The University offers more than 100 majors, minors and concentrations according to the school’s “Programs of Study” webpage. Theology is offered as both a major and minor and has a large enrollment on campus. Regardless of the number of students studying theology, no one has declared a Judaic Studies concentration.
Judaic Studies started five years ago because of students’ requests. Marc Shapiro, professor and Weinberg Chair of Judaic Studies, joined the University’s faculty in 1996. He has been involved with Judaic Studies since its inception. Currently, there is less interest in declaring the concentration than there once was.
“Usually, It’s only one or two [students],” Shapiro said. “Right now, at the moment, our last person graduated.”

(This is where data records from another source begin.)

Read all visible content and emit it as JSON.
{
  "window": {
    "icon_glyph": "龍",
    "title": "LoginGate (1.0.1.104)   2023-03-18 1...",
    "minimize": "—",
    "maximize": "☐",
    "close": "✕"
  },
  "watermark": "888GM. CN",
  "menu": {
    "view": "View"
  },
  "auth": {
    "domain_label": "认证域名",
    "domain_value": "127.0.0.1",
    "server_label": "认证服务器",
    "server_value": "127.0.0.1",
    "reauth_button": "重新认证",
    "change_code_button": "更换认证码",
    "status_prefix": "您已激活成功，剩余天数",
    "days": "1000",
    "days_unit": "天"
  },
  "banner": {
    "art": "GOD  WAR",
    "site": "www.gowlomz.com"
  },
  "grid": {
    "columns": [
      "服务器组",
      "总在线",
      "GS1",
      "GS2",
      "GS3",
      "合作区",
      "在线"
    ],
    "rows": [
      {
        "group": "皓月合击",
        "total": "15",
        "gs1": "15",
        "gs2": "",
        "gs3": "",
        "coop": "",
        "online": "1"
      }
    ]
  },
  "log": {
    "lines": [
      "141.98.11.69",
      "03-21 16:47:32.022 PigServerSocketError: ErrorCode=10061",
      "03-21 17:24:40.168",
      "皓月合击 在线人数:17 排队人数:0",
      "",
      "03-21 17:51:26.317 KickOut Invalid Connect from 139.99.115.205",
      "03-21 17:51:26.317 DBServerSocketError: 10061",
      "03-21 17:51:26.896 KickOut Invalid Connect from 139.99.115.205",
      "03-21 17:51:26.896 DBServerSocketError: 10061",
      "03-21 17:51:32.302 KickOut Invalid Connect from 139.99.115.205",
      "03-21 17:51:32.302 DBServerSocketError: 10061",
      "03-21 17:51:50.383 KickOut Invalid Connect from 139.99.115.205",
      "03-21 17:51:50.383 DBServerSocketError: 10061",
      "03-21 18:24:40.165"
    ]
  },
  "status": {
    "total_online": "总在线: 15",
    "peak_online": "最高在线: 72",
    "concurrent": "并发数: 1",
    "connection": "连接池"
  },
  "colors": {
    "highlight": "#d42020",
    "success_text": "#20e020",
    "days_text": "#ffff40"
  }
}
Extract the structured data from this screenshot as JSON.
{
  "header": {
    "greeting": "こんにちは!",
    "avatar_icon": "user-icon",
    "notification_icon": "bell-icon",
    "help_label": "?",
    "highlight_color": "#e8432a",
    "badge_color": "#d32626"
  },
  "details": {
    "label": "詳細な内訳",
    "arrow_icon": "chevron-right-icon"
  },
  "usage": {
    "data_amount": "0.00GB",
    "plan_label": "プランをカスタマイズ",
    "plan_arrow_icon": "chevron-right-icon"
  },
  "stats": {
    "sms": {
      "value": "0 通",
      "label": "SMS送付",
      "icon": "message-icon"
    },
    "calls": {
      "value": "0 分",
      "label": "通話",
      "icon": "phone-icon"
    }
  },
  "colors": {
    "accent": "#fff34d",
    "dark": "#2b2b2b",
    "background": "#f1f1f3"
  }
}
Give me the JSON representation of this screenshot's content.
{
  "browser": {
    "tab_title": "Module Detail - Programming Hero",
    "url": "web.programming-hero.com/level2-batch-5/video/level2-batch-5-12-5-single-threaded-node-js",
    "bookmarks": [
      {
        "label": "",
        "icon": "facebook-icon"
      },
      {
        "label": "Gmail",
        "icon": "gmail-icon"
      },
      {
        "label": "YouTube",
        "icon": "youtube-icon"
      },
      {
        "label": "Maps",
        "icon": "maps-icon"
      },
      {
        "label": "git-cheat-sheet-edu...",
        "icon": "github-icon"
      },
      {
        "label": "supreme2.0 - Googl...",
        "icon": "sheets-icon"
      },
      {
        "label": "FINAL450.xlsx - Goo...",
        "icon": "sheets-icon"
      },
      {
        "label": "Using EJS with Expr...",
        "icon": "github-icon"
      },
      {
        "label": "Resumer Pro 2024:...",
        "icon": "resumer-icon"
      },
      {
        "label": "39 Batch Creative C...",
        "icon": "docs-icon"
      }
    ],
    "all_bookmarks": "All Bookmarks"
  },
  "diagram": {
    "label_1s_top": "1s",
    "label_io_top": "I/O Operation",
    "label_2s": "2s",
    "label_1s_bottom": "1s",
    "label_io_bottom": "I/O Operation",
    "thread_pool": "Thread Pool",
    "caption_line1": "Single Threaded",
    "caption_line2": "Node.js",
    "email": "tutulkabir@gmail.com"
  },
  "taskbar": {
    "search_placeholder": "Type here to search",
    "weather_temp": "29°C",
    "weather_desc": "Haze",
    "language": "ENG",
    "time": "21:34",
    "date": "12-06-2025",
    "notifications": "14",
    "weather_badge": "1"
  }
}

The only required course for the program is a 300-level course titled The Jewish Way of Life. Some other classes pertain to Judaic literature, prophets, Judaism during the time of Jesus and the Holocaust.
David O. Friedrichs teaches students about the Holocaust. In the past, the class visited the Holocaust Museum in Washington, D.C. However, the trip is not an annual event.
“I think we all felt that that was a very rich experience and hopefully enhanced what we brought to the class,” Friedrichs said.
Many students end up taking classes that are free electives for their major, but can be accredited to a Judaic Studies concentration if they so choose. Students majoring in theology usually do this a lot because of the overlap between Christian and Jewish origins. Other majors are represented as well in Shapiro’s classes. He recalled having an English major in his class, and the concentration includes a literature course: ENLT 360, Jewish literature. Though no one has declared the concentration, students are attracted to the individual classes.
“Here, there really aren’t Jewish students, and yet we consistently are able to run courses that get enrollment,” Shapiro said. “So it shows there is interest.”